Citing PatentFiling datePublication dateApplicantTitle
US6387786 *Dec 8, 2000May 14, 2002Advanced Micro DevicesMethod of salicide formation by siliciding a gate area prior to siliciding a source and drain area
US6391726 *Jun 29, 2000May 21, 2002Micron Technology, Inc.Method of fabricating integrated circuitry
US6399467Dec 8, 2000Jun 4, 2002Advanced Micro DevicesMethod of salicide formation
US6514859 *Dec 8, 2000Feb 4, 2003Advanced Micro Devices, Inc.Method of salicide formation with a double gate silicide

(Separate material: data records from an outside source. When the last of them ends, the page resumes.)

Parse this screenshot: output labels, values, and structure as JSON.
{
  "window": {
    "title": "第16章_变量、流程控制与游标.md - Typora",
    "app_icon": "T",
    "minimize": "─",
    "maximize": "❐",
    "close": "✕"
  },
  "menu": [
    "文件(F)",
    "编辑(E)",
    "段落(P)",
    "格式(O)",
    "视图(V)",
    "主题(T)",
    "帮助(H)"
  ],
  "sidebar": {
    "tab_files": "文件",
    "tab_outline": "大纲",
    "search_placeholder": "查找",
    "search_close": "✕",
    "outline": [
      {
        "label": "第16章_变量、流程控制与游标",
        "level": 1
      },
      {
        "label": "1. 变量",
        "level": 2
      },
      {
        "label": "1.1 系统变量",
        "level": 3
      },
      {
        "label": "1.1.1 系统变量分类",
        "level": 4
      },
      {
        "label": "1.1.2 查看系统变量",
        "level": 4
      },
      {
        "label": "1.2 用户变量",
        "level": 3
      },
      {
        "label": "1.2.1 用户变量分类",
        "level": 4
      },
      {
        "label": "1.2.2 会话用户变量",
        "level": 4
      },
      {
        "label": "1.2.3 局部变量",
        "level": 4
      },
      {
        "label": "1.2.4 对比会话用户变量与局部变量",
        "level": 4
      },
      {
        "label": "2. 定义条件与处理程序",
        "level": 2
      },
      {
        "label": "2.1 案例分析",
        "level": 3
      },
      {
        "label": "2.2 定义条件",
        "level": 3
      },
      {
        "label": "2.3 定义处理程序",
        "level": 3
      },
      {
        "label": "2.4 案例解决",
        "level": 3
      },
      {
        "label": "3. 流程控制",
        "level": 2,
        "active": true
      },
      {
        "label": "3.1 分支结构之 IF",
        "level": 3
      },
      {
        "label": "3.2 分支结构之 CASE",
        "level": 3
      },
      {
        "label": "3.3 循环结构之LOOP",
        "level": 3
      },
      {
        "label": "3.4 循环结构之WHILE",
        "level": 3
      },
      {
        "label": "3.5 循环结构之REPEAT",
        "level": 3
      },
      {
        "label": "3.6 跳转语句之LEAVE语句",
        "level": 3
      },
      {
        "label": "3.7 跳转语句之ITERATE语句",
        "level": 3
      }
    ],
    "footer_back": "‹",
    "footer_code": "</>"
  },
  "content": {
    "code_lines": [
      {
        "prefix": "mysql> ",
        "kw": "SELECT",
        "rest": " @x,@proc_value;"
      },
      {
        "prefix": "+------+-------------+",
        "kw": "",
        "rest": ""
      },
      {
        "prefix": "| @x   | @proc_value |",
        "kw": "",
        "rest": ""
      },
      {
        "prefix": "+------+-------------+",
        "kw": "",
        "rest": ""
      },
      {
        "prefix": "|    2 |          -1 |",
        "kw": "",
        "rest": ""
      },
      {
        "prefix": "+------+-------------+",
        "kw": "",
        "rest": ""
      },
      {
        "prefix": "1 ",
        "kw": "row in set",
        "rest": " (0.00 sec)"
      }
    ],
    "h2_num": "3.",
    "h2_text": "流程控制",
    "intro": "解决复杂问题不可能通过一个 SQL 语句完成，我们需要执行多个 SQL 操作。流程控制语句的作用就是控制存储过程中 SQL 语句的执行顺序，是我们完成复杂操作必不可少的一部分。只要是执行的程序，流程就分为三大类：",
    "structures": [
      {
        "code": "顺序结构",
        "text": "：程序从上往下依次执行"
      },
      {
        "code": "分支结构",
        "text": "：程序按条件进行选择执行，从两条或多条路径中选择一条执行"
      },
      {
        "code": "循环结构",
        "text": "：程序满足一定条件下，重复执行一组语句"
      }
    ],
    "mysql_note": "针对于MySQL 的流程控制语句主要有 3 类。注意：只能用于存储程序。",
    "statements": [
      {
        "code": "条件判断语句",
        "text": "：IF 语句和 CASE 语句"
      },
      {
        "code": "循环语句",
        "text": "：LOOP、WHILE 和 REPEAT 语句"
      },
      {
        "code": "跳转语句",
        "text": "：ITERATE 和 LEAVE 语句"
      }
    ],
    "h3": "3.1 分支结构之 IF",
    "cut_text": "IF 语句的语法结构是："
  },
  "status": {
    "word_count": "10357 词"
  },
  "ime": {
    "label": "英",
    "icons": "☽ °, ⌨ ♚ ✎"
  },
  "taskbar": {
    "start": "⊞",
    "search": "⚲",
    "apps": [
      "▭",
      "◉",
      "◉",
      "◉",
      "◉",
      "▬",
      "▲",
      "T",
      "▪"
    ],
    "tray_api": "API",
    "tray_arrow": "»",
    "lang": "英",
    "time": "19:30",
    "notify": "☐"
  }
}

US6610587Aug 31, 2001Aug 26, 2003Micron Technology, Inc.Method of forming a local interconnect
US6638842Feb 28, 2002Oct 28, 2003Micron Technology, Inc.Methods of fabricating integrated circuitry
US6797600Jul 29, 2003Sep 28, 2004Micron Technology, Inc.Method of forming a local interconnect
US6803286Apr 17, 2003Oct 12, 2004Micron Technology, Inc.Method of forming a local interconnect
US6982203Dec 5, 2003Jan 3, 2006Micron Technology, Inc.Method of fabricating integrated circuitry
US7094636Nov 10, 2004Aug 22, 2006Micron Technology, Inc.Method of forming a conductive line
US7785974Jun 26, 2006Aug 31, 2010Texas Instruments IncorporatedMethods of employing a thin oxide mask for high dose implants
US20030203548 *Apr 17, 2003Oct 30, 2003Manning H. MontgomeryMethod of fabricating integrated circuitry, method of forming a local interconnect, and method of forming a conductive line.
US20040018710 *Jul 29, 2003Jan 29, 2004Manning H. MontgomeryIntegrated circuitry, methods of fabricating integrated circuitry, methods of forming local interconnects, and methods of forming conductive lines
US20040115914 *Dec 5, 2003Jun 17, 2004Manning H. MontgomeryMethod of fabricating integrated circuitry, and method of forming a conductive line
US20050098531 *Nov 10, 2004May 12, 2005Manning H. M.Method of forming conductive line
US20070178683 *Feb 2, 2006Aug 2, 2007Texas Instruments, IncorporatedSemiconductive device fabricated using a two step approach to silicide a gate and source/drains
US20070298579 *Jun 26, 2006Dec 27, 2007Texas Instruments IncorporatedMethods of employing a thin oxide mask for high dose implants
WO2007092749A2 *Feb 2, 2007Aug 16, 2007Texas Instruments IncorporatedSemiconductive device fabricated using a two step approach to silicide a gate and source/drains
Classifications
U.S. Classification438/682, 257/E21.165, 438/683, 438/664
International ClassificationH01L21/285
Cooperative ClassificationH01L21/28518
European ClassificationH01L21/285B4A
Legal Events
DateCodeEventDescription
Oct 20, 1998ASAssignment
Owner name: ADVANCED MICRO DEVICES, TEXAS
Free format text: ASSIGNMENT OF ASSIGNORS INTEREST;ASSIGNORS:HAUSE, FRED;MAY, CHARLES E.;BRENNAN, WILLIAM S.;REEL/FRAME:009533/0368;SIGNING DATES FROM 19981014 TO 19981019
Apr 16, 2002CCCertificate of correction
Dec 27, 2004FPAYFee payment
Year of fee payment: 4
Sep 30, 2008FPAYFee payment
Year of fee payment: 8
Aug 18, 2009ASAssignment
Owner name: GLOBALFOUNDRIES INC., CAYMAN ISLANDS
Free format text: AFFIRMATION OF PATENT ASSIGNMENT;ASSIGNOR:ADVANCED MICRO DEVICES, INC.;REEL/FRAME:023119/0083
Effective date: 20090630
Dec 5, 2012FPAYFee payment
Year of fee payment: 12